WASHINGTON -- With the selection of his top economic advisers, President-elect Bill Clinton has opted for a set of policymakers who are wise in the ways of Capitol Hill and Wall Street.
It is a powerful combination of people who know how to get legislation through Congress and how to make money in financial markets. Equally important, Clinton will have people at his side from the business community who will be sensitive to budget decisions that might undermine the confidence of investors and rattle markets around the globe.
Clinton's choice of Texas Democrat Lloyd Bentsen, chairman of the Senate Fianance Committee, puts in place someone who can be a powerful advocate for the President's economic programs when he appears before congressional committees. Bentsen has stature and clout, two big assets that will make him an effective negotiator in addition to being a respected spokesman for the President.
Robert Rubin, co-chairman of Goldman, Sachs & Co., who was named to be the new national economic adviser, will carry out Clinton's plan to elevate the role of economic policy in the new administration. He will be responsible for coordinating all economic-related decisions coming out of the various cabinet agencies.
Rubin is a 54-year old arbitrage artist whose brilliant career on Wall Street reportedly makes him worth from $50 million to $100 million. A big donor and fund-raiser for the Democrats, he also has an impressive record of community service in New York City and has served on a number of public commissions.
House Budget Committee Leon Panetta, D-Calif., who agreed to serve as director of the Office of Management and Budget, earned a reputation as a frequent proponent of budget cuts during his 16 years in office. He backed legislation to balance the budget within five years and now supports Clinton's plan to halve the deficit in four years, a spokesman says.
Panetta will have a strong hand from Alice Rivlin, former head of the Congressional Budget Office, who was named deputy director of OMB. Rivlin has won wide acclaim for her detailed knowledge of the budget, and she is a practiced hand in all the issues.
Roger Altman, 46, who was named deputy Treasury secretary, headed the international mergers and acquisitions business for the Blackstone Group. In his new government role, he is expected to provide key leadership on global economic policy issues.
The interesting point is that Clinton went with known political and financial professionals rather than any of the armchair academics and policy "wonks" who have been high in the campaign hierarchy.
The list of professors who were bypassed is a long one. It includes Alan Blinder of Princeton University and Paul Krugman of the Massachusetts Institute of Technology, two proponents of federal pump priming to aid the economy. James Tobin of Yale University and Robert Solow of the Massachusetts Institute of Technology, who signed a petition last March urging $50 billion in additional federal spending, also failed to get the nod.
Other academics who have advised Clinton include Robert Shapiro, now vice president of the Progressive Policy Institute; Barry Carter of Georgetown University; and Derek Shearer of Occidental College.
Robert Reich of Harvard, head of the economic transition team and a close friend of Clinton's, was offered the Labor Department instead of getting one of the top economic slots.

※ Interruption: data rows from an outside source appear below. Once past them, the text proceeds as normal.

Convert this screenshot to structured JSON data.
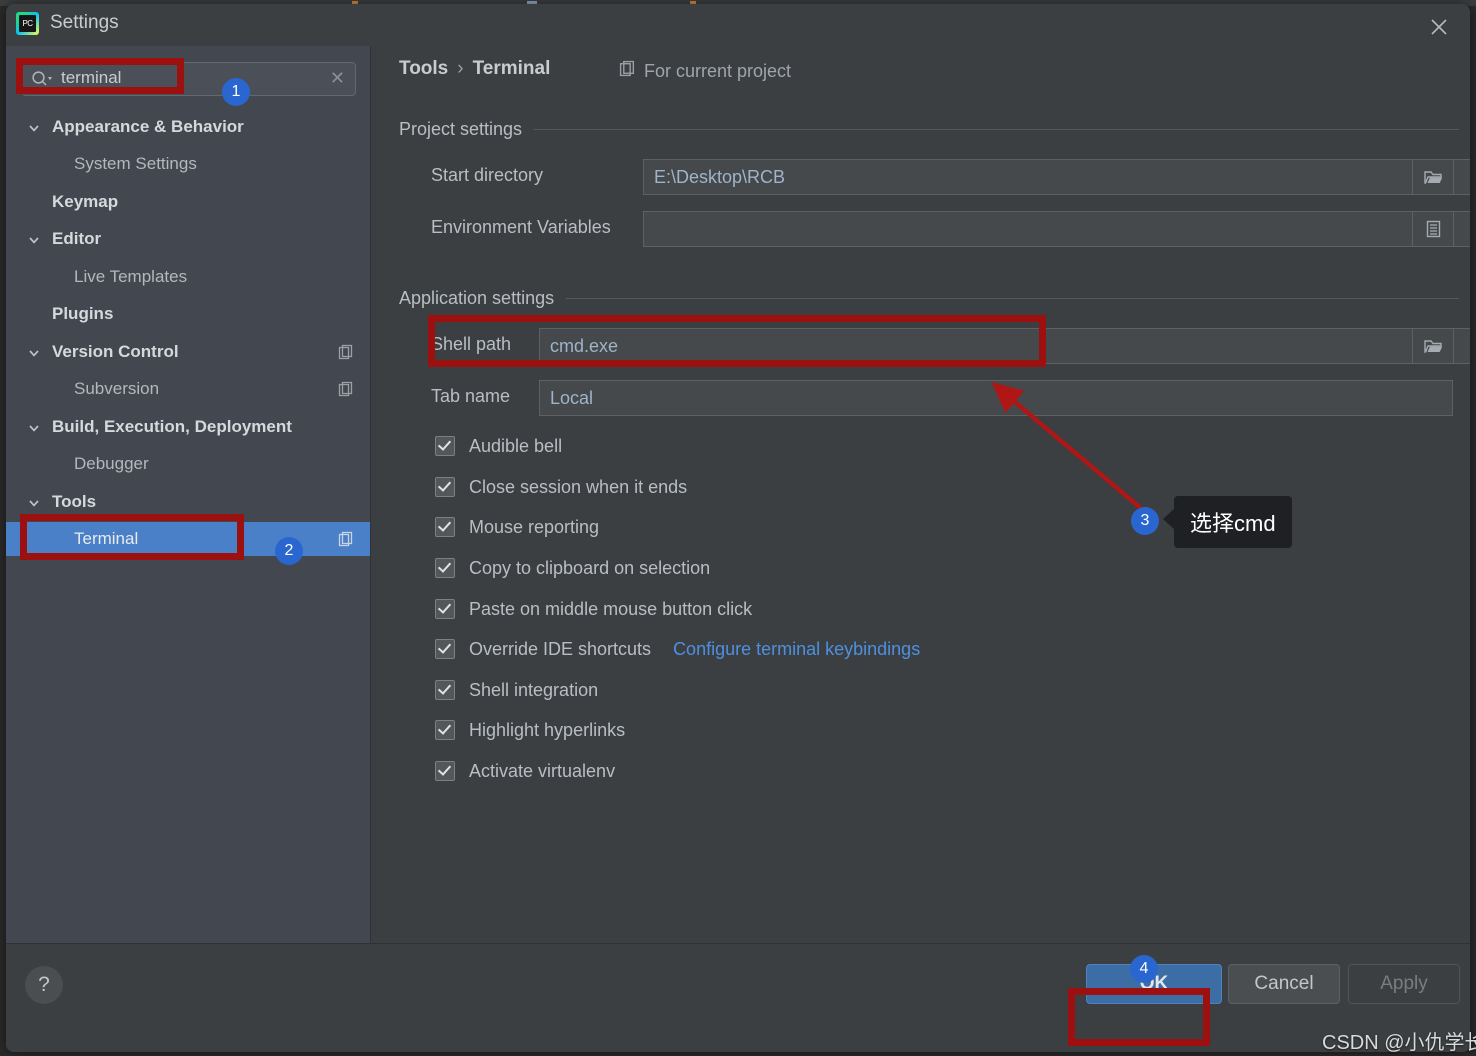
{
  "window": {
    "title": "Settings",
    "app_icon": "pycharm-icon",
    "close_icon": "close-icon"
  },
  "sidebar": {
    "search": {
      "value": "terminal",
      "placeholder": "",
      "icon": "search-icon",
      "clear_icon": "close-icon"
    },
    "items": [
      {
        "label": "Appearance & Behavior",
        "level": "group",
        "expanded": true,
        "selected": false,
        "copy_icon": false
      },
      {
        "label": "System Settings",
        "level": "leaf",
        "expanded": false,
        "selected": false,
        "copy_icon": false
      },
      {
        "label": "Keymap",
        "level": "group",
        "expanded": false,
        "selected": false,
        "copy_icon": false
      },
      {
        "label": "Editor",
        "level": "group",
        "expanded": true,
        "selected": false,
        "copy_icon": false
      },
      {
        "label": "Live Templates",
        "level": "leaf",
        "expanded": false,
        "selected": false,
        "copy_icon": false
      },
      {
        "label": "Plugins",
        "level": "group",
        "expanded": false,
        "selected": false,
        "copy_icon": false
      },
      {
        "label": "Version Control",
        "level": "group",
        "expanded": true,
        "selected": false,
        "copy_icon": true
      },
      {
        "label": "Subversion",
        "level": "leaf",
        "expanded": false,
        "selected": false,
        "copy_icon": true
      },
      {
        "label": "Build, Execution, Deployment",
        "level": "group",
        "expanded": true,
        "selected": false,
        "copy_icon": false
      },
      {
        "label": "Debugger",
        "level": "leaf",
        "expanded": false,
        "selected": false,
        "copy_icon": false
      },
      {
        "label": "Tools",
        "level": "group",
        "expanded": true,
        "selected": false,
        "copy_icon": false
      },
      {
        "label": "Terminal",
        "level": "leaf",
        "expanded": false,
        "selected": true,
        "copy_icon": true
      }
    ]
  },
  "content": {
    "breadcrumb": {
      "parent": "Tools",
      "separator": "›",
      "current": "Terminal"
    },
    "for_current_project": {
      "label": "For current project",
      "icon": "copy-icon"
    },
    "project_settings": {
      "title": "Project settings",
      "start_directory": {
        "label": "Start directory",
        "value": "E:\\Desktop\\RCB",
        "browse_icon": "folder-icon"
      },
      "environment_variables": {
        "label": "Environment Variables",
        "value": "",
        "browse_icon": "list-icon"
      }
    },
    "application_settings": {
      "title": "Application settings",
      "shell_path": {
        "label": "Shell path",
        "value": "cmd.exe",
        "browse_icon": "folder-icon"
      },
      "tab_name": {
        "label": "Tab name",
        "value": "Local"
      },
      "checkboxes": [
        {
          "label": "Audible bell",
          "checked": true
        },
        {
          "label": "Close session when it ends",
          "checked": true
        },
        {
          "label": "Mouse reporting",
          "checked": true
        },
        {
          "label": "Copy to clipboard on selection",
          "checked": true
        },
        {
          "label": "Paste on middle mouse button click",
          "checked": true
        },
        {
          "label": "Override IDE shortcuts",
          "checked": true,
          "link": "Configure terminal keybindings"
        },
        {
          "label": "Shell integration",
          "checked": true
        },
        {
          "label": "Highlight hyperlinks",
          "checked": true
        },
        {
          "label": "Activate virtualenv",
          "checked": true
        }
      ]
    }
  },
  "footer": {
    "help_label": "?",
    "ok_label": "OK",
    "cancel_label": "Cancel",
    "apply_label": "Apply"
  },
  "annotations": {
    "badge1": "1",
    "badge2": "2",
    "badge3": "3",
    "badge4": "4",
    "callout3": "选择cmd",
    "watermark": "CSDN @小仇学长",
    "highlight_color": "#9d1010",
    "badge_color": "#2a66d0"
  }
}
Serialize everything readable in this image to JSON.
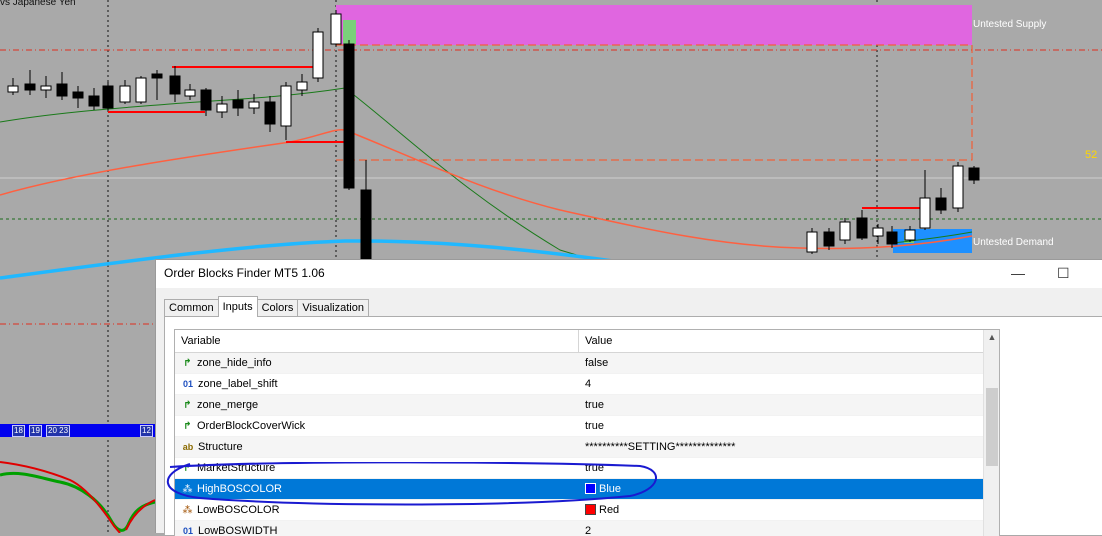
{
  "chart": {
    "symbol_title": "vs Japanese Yen",
    "zone_supply_label": "Untested Supply",
    "zone_demand_label": "Untested Demand",
    "price_tag": "52",
    "strip_tags": [
      "18",
      "19",
      "20 23",
      "12"
    ],
    "colors": {
      "background": "#a9a9a9",
      "supply_zone": "#e066e0",
      "demand_zone": "#1e90ff",
      "bos_line": "#ff0000",
      "ma_slow": "#ff6040",
      "ma_fast": "#1a7a1a",
      "ma_blue": "#20b8ff",
      "zone_outline": "#ff5020"
    }
  },
  "dialog": {
    "title": "Order Blocks Finder MT5 1.06",
    "tabs": [
      "Common",
      "Inputs",
      "Colors",
      "Visualization"
    ],
    "active_tab": "Inputs",
    "columns": {
      "variable": "Variable",
      "value": "Value"
    },
    "rows": [
      {
        "icon": "bool",
        "name": "zone_hide_info",
        "value": "false"
      },
      {
        "icon": "int",
        "name": "zone_label_shift",
        "value": "4"
      },
      {
        "icon": "bool",
        "name": "zone_merge",
        "value": "true"
      },
      {
        "icon": "bool",
        "name": "OrderBlockCoverWick",
        "value": "true"
      },
      {
        "icon": "str",
        "name": "Structure",
        "value": "**********SETTING**************"
      },
      {
        "icon": "bool",
        "name": "MarketStructure",
        "value": "true"
      },
      {
        "icon": "color",
        "name": "HighBOSCOLOR",
        "value": "Blue",
        "swatch": "#0000ff",
        "selected": true
      },
      {
        "icon": "color",
        "name": "LowBOSCOLOR",
        "value": "Red",
        "swatch": "#ff0000"
      },
      {
        "icon": "int",
        "name": "LowBOSWIDTH",
        "value": "2"
      }
    ],
    "icon_glyphs": {
      "bool": "↱",
      "int": "01",
      "str": "ab",
      "color": "⁂"
    },
    "titlebar_buttons": {
      "minimize": "—",
      "maximize": "☐"
    }
  }
}
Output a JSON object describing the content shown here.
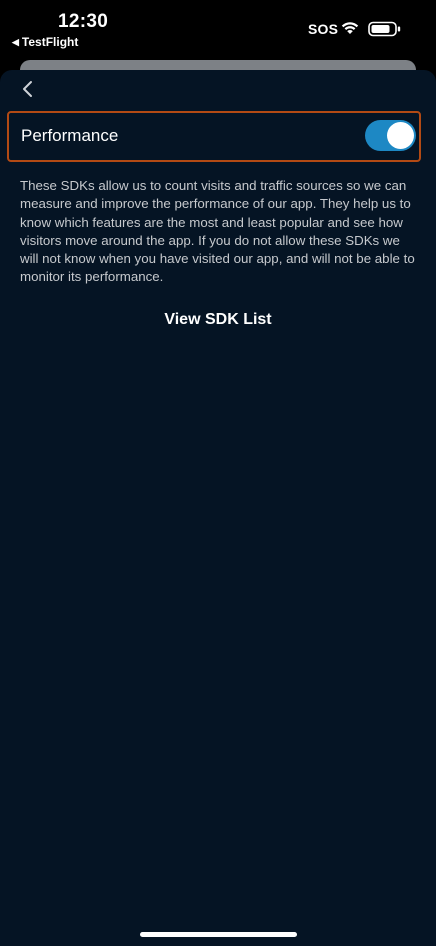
{
  "status_bar": {
    "time": "12:30",
    "back_app": "TestFlight",
    "back_app_icon": "back-triangle-icon",
    "carrier": "SOS",
    "wifi_icon": "wifi-icon",
    "battery_icon": "battery-icon"
  },
  "header": {
    "back_icon": "chevron-left-icon"
  },
  "performance": {
    "label": "Performance",
    "enabled": true,
    "toggle_color": "#1d88c4",
    "highlight_color": "#b34a14"
  },
  "description": "These SDKs allow us to count visits and traffic sources so we can measure and improve the performance of our app. They help us to know which features are the most and least popular and see how visitors move around the app. If you do not allow these SDKs we will not know when you have visited our app, and will not be able to monitor its performance.",
  "actions": {
    "view_sdk_list": "View SDK List"
  },
  "colors": {
    "background": "#051424",
    "text_secondary": "#c6c9cd"
  }
}
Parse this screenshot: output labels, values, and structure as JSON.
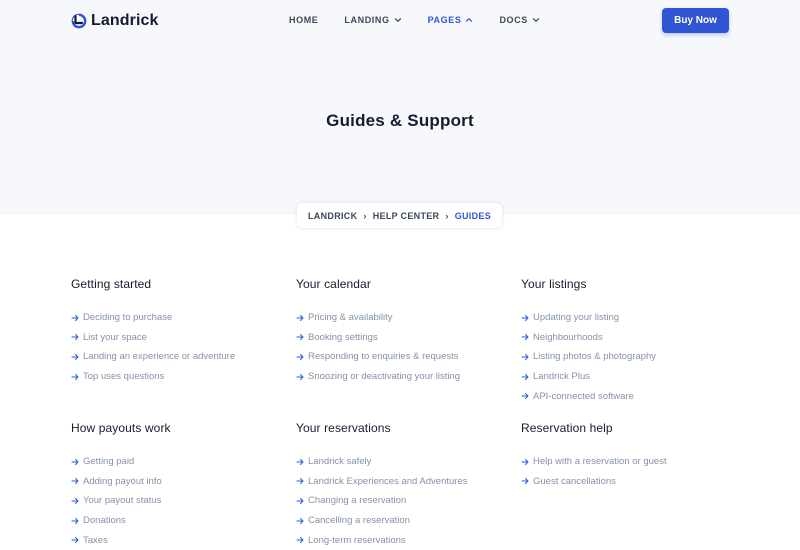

Other academics also got lower-rung jobs. Laura Tyson, a professor of economics and business administration from the University of California at Berkeley, agreed to serve as chairman of the President's Council of Economic Advisers. And Donna Shalala was picked to head up the Department of Health and Human Services.
Academic economist have offered plenty of ideas for using government to reshape the world and make it better, but none ever earned a reputation for running a business or making tough political choices.
Still, Clinton is leaving room for micro-managers who wish to direct more federal dollars to technology research, defense conversion, education, and other areas of the Clinton economic agenda.
He faces competing pressures as he seeks to fulfill his pledge to reduce the deficit while trying to take the government in new directions.